(Beginning of DATA TO USE)
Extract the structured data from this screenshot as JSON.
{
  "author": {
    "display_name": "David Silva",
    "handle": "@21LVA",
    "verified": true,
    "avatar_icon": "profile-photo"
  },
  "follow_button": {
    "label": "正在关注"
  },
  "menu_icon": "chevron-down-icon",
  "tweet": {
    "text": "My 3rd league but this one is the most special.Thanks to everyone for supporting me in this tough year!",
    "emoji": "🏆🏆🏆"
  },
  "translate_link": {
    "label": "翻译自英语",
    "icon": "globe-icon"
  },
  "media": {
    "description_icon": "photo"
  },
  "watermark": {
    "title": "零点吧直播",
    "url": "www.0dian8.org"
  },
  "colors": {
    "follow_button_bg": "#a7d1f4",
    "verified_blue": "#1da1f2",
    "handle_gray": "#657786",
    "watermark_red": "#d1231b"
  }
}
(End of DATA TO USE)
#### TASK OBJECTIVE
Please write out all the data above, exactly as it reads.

#### WRITTEN SOLUTION
Extract the structured data from this screenshot as JSON.
{
  "author": {
    "display_name": "David Silva",
    "handle": "@21LVA",
    "verified": true,
    "avatar_icon": "profile-photo"
  },
  "follow_button": {
    "label": "正在关注"
  },
  "menu_icon": "chevron-down-icon",
  "tweet": {
    "text": "My 3rd league but this one is the most special.Thanks to everyone for supporting me in this tough year!",
    "emoji": "🏆🏆🏆"
  },
  "translate_link": {
    "label": "翻译自英语",
    "icon": "globe-icon"
  },
  "media": {
    "description_icon": "photo"
  },
  "watermark": {
    "title": "零点吧直播",
    "url": "www.0dian8.org"
  },
  "colors": {
    "follow_button_bg": "#a7d1f4",
    "verified_blue": "#1da1f2",
    "handle_gray": "#657786",
    "watermark_red": "#d1231b"
  }
}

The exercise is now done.